Still.... I wish I were the one home most of the time. The truth is that my heart aches for that because I know they grow up so fast. This season has been good, though. Good for me to work, good for Isaac to get precious time with Judah, good for Isaac to finish seminary (next week!) without having to take time off. 

4 comments:

Rach said...

I agree with you about most things. And it does feel like it matters less a year or more in. Now there's other choices to make though...guess there always will be! I've been thinking of doing one of these how-my-parenting-views-have-evolved posts, because I think it's so interesting. Life is a journey.

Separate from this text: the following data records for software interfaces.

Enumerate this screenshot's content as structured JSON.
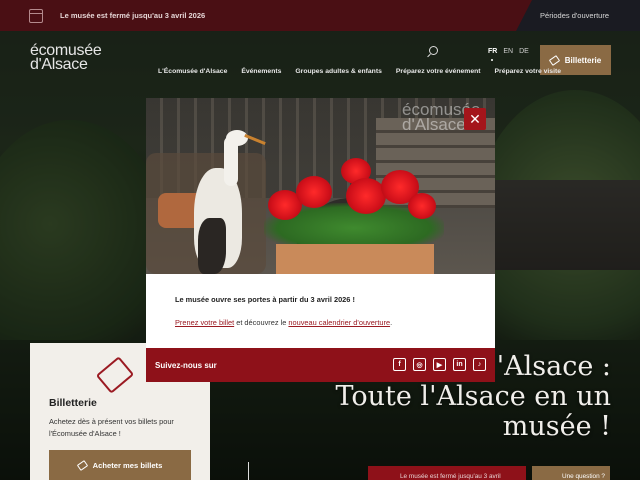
{
  "alert": {
    "message": "Le musée est fermé jusqu'au 3 avril 2026",
    "link_label": "Périodes d'ouverture"
  },
  "header": {
    "logo_line1": "écomusée",
    "logo_line2": "d'Alsace",
    "languages": [
      "FR",
      "EN",
      "DE"
    ],
    "active_language": "FR",
    "ticket_button": "Billetterie",
    "nav": [
      "L'Écomusée d'Alsace",
      "Événements",
      "Groupes adultes & enfants",
      "Préparez votre événement",
      "Préparez votre visite"
    ]
  },
  "popup": {
    "image_logo_line1": "écomusée",
    "image_logo_line2": "d'Alsace",
    "close_symbol": "✕",
    "title": "Le musée ouvre ses portes à partir du 3 avril 2026 !",
    "link1": "Prenez votre billet",
    "text_mid": " et découvrez le ",
    "link2": "nouveau calendrier d'ouverture",
    "text_end": ".",
    "follow_label": "Suivez-nous sur",
    "social": [
      "facebook-icon",
      "instagram-icon",
      "youtube-icon",
      "linkedin-icon",
      "tiktok-icon"
    ]
  },
  "hero": {
    "line1": "'Alsace :",
    "line2": "Toute l'Alsace en un",
    "line3": "musée !"
  },
  "card": {
    "title": "Billetterie",
    "text": "Achetez dès à présent vos billets pour l'Écomusée d'Alsace !",
    "button": "Acheter mes billets"
  },
  "bottom": {
    "red_button": "Le musée est fermé jusqu'au 3 avril",
    "gold_button": "Une question ?"
  },
  "colors": {
    "brand_red": "#8e1119",
    "brand_gold": "#8a6a44",
    "alert_red": "#4a0f14"
  }
}
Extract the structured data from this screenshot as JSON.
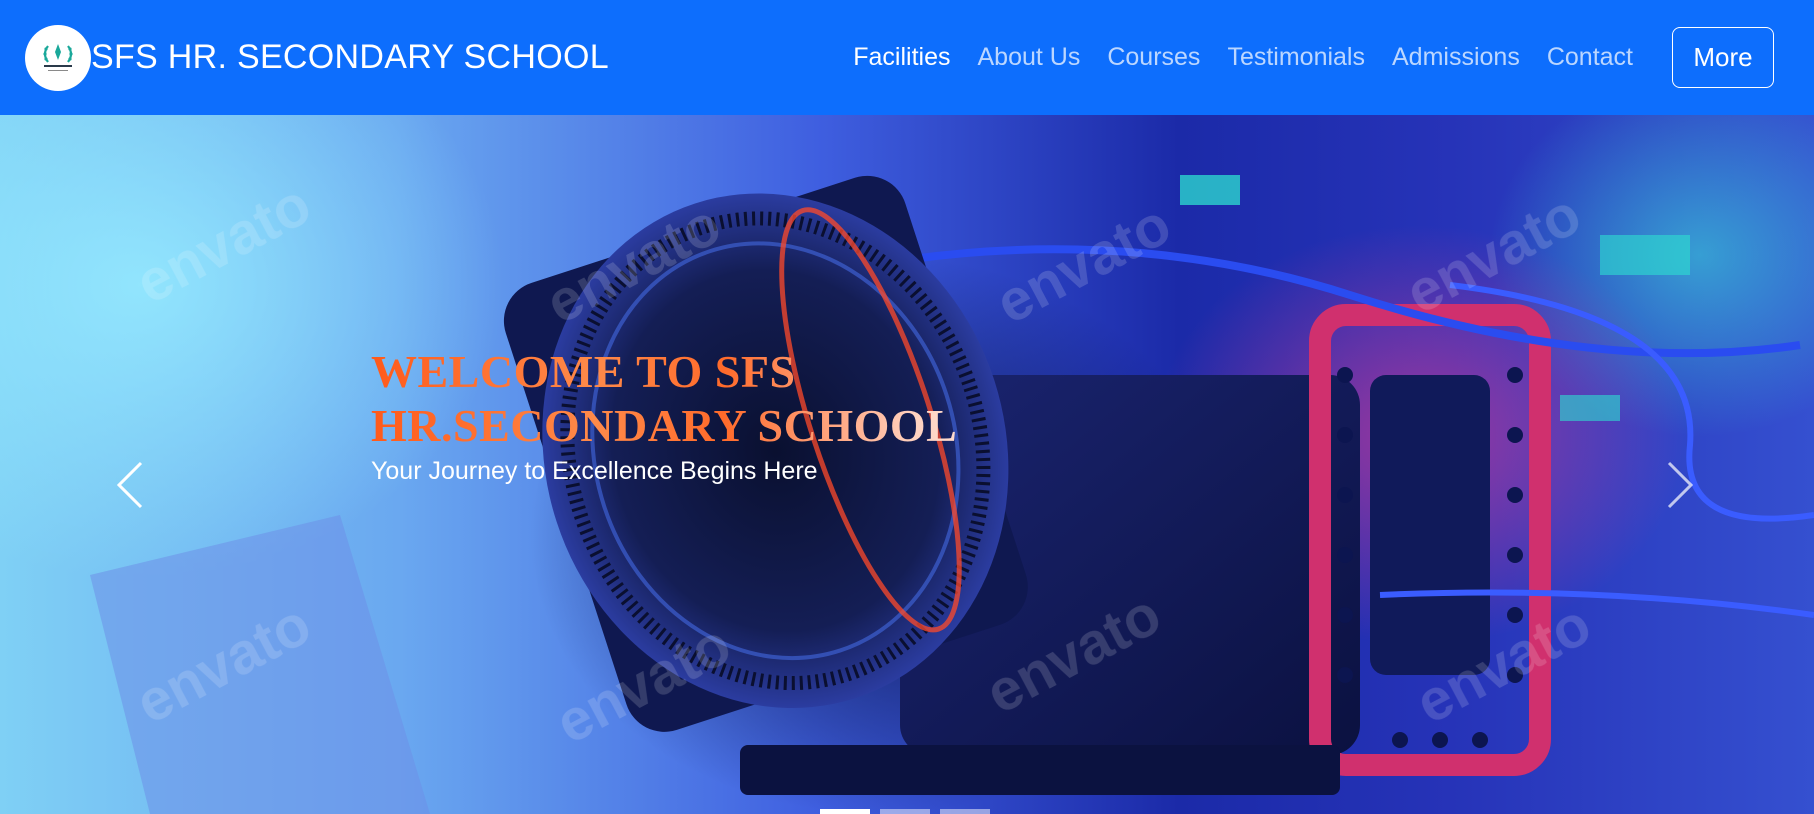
{
  "navbar": {
    "brand_name": "SFS HR. SECONDARY SCHOOL",
    "links": [
      {
        "label": "Facilities",
        "active": true
      },
      {
        "label": "About Us",
        "active": false
      },
      {
        "label": "Courses",
        "active": false
      },
      {
        "label": "Testimonials",
        "active": false
      },
      {
        "label": "Admissions",
        "active": false
      },
      {
        "label": "Contact",
        "active": false
      }
    ],
    "more_label": "More"
  },
  "hero": {
    "headline": "WELCOME TO SFS HR.SECONDARY SCHOOL",
    "subheadline": "Your Journey to Excellence Begins Here",
    "watermark_text": "envato",
    "slides_count": 3,
    "active_slide": 1
  },
  "colors": {
    "navbar_bg": "#0d6efd",
    "headline_orange": "#ff5a1a",
    "text_white": "#ffffff"
  },
  "icons": {
    "prev": "chevron-left-icon",
    "next": "chevron-right-icon"
  }
}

As to the natural birth vs. epidural thing, it is amazing how being a doula has actually pushed me a little more towards the "does it realllly matter??" camp. I mean, I help women have a peaceful birth, whatever that might look like for them. I've seen beautiful natural births, and beautiful births with epidurals. I've also seen traumatic natural births, and traumatic epidural births. I truly believe there's a good way to do any kind of birth. There are even gentle C-sections where mom gets lots of her wishes...unfortunately I have yet to really see that, probably because I usually see C-sections in an emergent, "that's the last thing I want!" kind of context.

Kacie said...

Yep. Actually the two people close to me that were determined to go all natural this year had to have epidurals. And then Steph (who I think wanted an epidural?) had to go all natural! It's all so unpredictable.

Rach said...

Steph wanted to try to do it naturally...which is a good thing, because she didn't have much choice!

Kacie said...

Yeah, she's amazing. What a story. For a first baby, incredible. :)